Table of Contents
Journal of Aerodynamics
Volume 2014 (2014), Article ID 834132, 10 pages
Research Article

Experimental Evaluation of an Internally Passively Pressurized Circulation Control Propeller

1Mechanical and Aerospace Engineering Department, 395 Evansdale Drive, West Virginia University, Morgantown, WV 26506, USA
2Low-Speed Aerodynamics Branch, Air Force Research Laboratory, Wright-Patterson Air Force Base, Fairborn, OH 45433, USA
3Jacobs Engineering, Air Force Research Laboratory, Wright-Patterson Air Force Base, Fairborn, OH 45433, USA

Received 26 April 2013; Revised 15 November 2013; Accepted 19 November 2013; Published 3 February 2014

Academic Editor: Ujjwal K. Saha

Copyright © 2014 Jonathan Kweder et al. This is an open access article distributed under the Creative Commons Attribution License, which permits unrestricted use, distribution, and reproduction in any medium, provided the original work is properly cited.
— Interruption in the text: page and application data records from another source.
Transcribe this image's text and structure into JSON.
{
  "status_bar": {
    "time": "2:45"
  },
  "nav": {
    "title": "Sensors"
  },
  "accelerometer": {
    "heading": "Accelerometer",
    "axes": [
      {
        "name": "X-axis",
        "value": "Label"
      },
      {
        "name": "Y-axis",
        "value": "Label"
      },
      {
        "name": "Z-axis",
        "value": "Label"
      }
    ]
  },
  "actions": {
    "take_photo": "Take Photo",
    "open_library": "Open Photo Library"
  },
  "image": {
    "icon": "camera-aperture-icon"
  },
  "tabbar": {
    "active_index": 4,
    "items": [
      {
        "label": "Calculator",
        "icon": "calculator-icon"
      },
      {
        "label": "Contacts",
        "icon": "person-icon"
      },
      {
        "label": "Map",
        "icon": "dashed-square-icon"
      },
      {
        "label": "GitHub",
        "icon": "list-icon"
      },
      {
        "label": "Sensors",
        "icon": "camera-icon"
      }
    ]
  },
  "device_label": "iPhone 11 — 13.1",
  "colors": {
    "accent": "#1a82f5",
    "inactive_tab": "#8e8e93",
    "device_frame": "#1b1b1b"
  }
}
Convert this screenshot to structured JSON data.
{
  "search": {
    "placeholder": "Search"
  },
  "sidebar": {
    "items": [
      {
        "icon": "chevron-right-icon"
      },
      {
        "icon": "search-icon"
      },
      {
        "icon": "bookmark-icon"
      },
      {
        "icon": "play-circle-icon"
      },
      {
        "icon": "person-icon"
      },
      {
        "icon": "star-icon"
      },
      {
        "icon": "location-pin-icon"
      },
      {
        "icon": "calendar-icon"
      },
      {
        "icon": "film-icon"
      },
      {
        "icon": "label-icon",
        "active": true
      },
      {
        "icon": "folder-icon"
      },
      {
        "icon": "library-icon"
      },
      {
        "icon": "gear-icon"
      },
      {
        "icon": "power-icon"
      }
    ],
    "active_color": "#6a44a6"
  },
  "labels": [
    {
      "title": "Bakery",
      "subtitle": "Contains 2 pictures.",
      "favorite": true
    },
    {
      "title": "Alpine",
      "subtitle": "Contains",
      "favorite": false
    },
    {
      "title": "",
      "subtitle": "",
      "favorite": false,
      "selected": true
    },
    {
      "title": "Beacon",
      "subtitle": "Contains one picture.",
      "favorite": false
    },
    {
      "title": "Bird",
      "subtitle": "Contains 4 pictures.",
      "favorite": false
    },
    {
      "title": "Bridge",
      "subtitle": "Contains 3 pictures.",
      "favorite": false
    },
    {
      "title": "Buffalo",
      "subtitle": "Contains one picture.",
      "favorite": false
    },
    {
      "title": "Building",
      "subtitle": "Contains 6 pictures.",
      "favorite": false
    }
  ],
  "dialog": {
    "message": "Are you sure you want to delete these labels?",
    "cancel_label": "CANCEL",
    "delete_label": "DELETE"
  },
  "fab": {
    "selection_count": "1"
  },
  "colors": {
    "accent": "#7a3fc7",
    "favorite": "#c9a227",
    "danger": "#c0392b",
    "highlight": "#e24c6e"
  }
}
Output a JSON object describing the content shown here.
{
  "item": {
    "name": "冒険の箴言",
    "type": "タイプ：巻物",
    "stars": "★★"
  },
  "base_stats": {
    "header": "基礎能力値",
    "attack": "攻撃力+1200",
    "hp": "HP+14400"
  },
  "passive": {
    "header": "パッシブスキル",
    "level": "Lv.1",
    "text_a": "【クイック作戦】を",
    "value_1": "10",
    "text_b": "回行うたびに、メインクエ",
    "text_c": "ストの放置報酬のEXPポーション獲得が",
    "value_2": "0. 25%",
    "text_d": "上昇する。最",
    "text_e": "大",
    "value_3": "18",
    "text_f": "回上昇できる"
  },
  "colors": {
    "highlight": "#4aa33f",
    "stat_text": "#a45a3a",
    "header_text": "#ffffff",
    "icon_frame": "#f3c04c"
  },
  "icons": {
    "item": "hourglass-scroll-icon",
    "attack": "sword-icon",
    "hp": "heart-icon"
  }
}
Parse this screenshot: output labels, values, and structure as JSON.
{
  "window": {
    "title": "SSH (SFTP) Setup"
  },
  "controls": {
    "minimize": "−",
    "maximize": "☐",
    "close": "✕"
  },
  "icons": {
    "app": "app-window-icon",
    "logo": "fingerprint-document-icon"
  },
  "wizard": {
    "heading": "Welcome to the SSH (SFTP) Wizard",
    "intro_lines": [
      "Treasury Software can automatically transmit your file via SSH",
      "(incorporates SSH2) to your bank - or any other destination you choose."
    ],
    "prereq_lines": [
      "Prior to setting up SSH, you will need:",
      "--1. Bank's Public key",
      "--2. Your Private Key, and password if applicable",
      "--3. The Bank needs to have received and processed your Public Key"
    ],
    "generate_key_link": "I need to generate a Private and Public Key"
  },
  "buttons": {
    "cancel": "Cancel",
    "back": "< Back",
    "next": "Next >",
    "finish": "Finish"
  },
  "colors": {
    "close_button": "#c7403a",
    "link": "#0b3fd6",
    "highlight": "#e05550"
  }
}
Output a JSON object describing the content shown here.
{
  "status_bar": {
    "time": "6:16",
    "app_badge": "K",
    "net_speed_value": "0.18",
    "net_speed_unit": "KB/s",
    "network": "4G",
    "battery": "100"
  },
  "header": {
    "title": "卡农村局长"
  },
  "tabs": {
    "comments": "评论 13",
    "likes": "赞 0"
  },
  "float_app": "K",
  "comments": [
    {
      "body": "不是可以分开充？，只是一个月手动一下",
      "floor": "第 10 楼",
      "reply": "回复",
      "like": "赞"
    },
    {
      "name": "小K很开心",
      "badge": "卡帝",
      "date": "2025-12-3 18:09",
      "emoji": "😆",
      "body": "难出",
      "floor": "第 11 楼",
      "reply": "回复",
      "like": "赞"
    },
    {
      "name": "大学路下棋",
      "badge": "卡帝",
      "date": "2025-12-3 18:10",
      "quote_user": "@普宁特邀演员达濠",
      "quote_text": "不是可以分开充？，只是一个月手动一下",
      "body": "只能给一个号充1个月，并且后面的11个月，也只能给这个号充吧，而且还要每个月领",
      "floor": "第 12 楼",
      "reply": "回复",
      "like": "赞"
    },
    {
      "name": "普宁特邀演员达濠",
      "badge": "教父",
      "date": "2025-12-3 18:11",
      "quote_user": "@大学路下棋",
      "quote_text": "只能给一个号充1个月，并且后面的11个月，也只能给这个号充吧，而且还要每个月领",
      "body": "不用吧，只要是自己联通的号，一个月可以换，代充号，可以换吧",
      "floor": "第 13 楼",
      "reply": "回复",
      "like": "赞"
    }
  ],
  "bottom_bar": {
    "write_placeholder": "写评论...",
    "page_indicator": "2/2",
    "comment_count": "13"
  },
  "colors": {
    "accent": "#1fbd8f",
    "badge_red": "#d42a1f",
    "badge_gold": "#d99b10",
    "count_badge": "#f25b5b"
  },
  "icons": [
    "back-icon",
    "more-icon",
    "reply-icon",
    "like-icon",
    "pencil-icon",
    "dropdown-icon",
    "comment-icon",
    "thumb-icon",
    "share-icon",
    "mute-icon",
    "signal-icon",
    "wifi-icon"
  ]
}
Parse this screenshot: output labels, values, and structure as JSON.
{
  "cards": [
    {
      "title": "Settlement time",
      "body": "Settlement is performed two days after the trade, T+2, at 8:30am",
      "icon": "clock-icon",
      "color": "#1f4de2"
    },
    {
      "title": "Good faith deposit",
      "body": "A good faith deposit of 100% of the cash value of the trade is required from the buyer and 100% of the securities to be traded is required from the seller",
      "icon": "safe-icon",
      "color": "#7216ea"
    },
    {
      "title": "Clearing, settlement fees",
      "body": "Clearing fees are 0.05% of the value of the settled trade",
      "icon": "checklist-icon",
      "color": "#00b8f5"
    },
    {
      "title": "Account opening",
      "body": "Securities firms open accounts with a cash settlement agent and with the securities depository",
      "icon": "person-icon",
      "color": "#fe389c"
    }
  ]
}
The purpose of circulation control for fixed wing aircrafts is to increase the lifting force when large lifting forces and/or slow speeds are required, such as at takeoff and landing. Wing flaps and slats are used on almost all fixed-wing aircraft. While effective in increasing lift, they do so with penalty of increasing drag, weight, and control complexity. The goal of this research was to find an alternative way of pumping pressurized air to the trailing edge slot on a UAV propeller. This design called for rerouting stagnation pressure from the frontal propeller area through the inside of the propeller blades to ejection slots on the trailing edge. This allows for the forward velocity of the aircraft to drive the pressurization of the circulation control plenum passively, without additional hardware. For this study, a Clark-Y airfoil section propeller with an overall diameter of 0.609 meters was designed and tested. The comparison of the augmented to unaugmented propeller showed a 5.12 percent increase in efficiency, which is shown to act over the entire range of flight envelopes of the aircraft and is shown to be particularly beneficial at advance ratios above 0.30, normal operating conditions of propeller-driven UAVs.